The duo exhibition of Benjamin Badock and Kaido Ole, A Sparrow in the Hand will be open at the Art Hall Gallery from 19 November. Amplifying common stereotypes, the works of the two artists depict life in an idyllic ideal world. The curator of the exhibition is Siim Preiman.
The exhibition will remain open until 10 January.
The accelerating segregation among people in Estonia creates an increasingly fertile ground for the emergence of envy and a sense of exclusion as well as delusions. Besides all this, there are innumerable superficial and insignificant reasons for envy. Envy does not necessarily depend on income, and so the title of the exhibition is borrowed from the proverb, “A sparrow in the hand is better than a pigeon on the wing,“ which, in short, means that we should be content with the little that truly belongs to us, rather than desire the unattainable.
Yet it seems that getting rid of that deeply rooted feeling of jealousy is not that simple. Kaido Ole, presenting a new series of paintings of fantastic houses at the exhibition, suggested a positive interpretation in an interview with Eesti Ekspress this summer: “Life would be terribly boring if we could resolve this matter and decide that people are now content. Having to deal with this roaring beast inside you is precisely what makes a happy life.”
Next to Ole’s houses, Benjamin Badock displays his print art with human figures. They are still very much recognisable despite the fact that their eyes, noses and mouths have been lost as a result of geometric simplification. You can see a grandmother peeking from behind a lace curtain, a teacher standing in front of a blackboard, a clown with a red nose and many other characters. We can only guess what the roaring beast inside them might look like.
“The exhibition of Benjamin Badock and Kaido Ole is a simplified ideal model of our world,” says Siim Preiman, the curator of the exhibition. “In the meeting point of the works of the two artists, a completely new story unfolds about ambitions, dreams and failures. This world is inhabited by faceless people driving completely featureless cars and living in luxurious but utterly impractical houses. Looking at this curved mirror of life inevitably raises the question of whether or not these people are happy.”
Benjamin Badock (1974) is a printmaker living and working in Leipzig, whose medium of choice is relief print. His work is expanding the field of printmaking by the experimental and unconventional use of classical printmaking techniques. He studied at Braunschweig University of Art (2001–2009) and Estonian Academy of Arts (2005–2006). His recent exhibitions include Life is Live (ITO-Raum, Stuttgart, 2019), …yellow and blue, that’s for you (Parrotta Contemporary Art, Cologne, 2018) and Open Studio (Cité Internationale des Arts, Paris, 2017).
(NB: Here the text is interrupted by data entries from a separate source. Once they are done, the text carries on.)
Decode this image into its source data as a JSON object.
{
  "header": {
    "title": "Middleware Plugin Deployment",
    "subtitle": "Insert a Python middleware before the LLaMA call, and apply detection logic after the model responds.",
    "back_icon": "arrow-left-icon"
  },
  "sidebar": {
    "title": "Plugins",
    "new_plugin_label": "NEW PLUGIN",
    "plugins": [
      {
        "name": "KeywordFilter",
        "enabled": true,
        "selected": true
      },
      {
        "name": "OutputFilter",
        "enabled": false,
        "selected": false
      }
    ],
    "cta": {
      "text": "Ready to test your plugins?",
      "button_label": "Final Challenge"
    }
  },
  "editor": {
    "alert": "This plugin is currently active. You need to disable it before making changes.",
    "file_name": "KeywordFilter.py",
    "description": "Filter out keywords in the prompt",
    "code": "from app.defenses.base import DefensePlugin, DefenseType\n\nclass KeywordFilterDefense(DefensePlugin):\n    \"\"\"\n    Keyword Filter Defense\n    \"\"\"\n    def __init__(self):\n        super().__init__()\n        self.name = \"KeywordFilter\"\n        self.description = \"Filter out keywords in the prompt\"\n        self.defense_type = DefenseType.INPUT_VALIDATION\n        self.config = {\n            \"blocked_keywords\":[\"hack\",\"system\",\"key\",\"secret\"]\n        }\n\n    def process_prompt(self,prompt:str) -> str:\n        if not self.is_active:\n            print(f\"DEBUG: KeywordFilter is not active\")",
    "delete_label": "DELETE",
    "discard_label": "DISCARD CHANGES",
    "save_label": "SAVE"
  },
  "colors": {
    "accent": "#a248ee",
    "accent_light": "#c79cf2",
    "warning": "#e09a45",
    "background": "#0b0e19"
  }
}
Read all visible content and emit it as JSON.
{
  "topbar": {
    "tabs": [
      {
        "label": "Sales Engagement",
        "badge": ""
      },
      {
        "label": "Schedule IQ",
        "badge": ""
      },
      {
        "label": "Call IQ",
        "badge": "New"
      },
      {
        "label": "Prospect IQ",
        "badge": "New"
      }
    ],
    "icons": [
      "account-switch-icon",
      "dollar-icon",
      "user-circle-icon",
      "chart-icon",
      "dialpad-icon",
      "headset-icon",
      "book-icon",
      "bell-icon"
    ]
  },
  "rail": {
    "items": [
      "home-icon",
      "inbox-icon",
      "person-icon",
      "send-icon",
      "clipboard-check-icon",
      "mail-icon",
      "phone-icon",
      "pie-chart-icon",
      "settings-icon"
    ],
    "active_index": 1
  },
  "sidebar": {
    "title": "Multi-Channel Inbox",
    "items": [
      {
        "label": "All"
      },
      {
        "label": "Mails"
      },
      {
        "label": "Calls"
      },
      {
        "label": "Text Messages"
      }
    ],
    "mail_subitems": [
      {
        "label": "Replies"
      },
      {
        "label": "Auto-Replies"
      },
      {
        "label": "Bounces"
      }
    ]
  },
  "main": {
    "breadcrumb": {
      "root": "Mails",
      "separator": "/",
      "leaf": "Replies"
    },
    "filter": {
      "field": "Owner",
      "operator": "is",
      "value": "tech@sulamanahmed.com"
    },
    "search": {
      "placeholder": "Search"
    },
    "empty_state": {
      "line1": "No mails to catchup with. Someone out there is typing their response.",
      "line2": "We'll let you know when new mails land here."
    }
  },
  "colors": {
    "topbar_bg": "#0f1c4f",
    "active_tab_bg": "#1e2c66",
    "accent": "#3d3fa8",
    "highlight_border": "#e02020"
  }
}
Kaido Ole (1963) is an artist living and working in Tallinn. The core of his practice is conceptual painting. Ole’s theatrical and controversial scenarios always combine various visual techniques from geometric abstraction to pop art and neo-realism. He studied design and painting at Estonian Academy of Arts (1982–1992) and first worked at the academy as a teacher and later as Professor of the painting department (2003–2010). His recent exhibitions include Blind Date (Triumf Gallery, Moscow, 2017), Nogank Hoparniis (Tallinn Art Hall, 2016) and New House (Tartu Art Museum, 2015).
Many thanks to: Cultural Endowment of Estonia, Estonian Ministry of Culture, Estonian Artists’ Association, Akzo Nobel, Embassy of Germany in Tallinn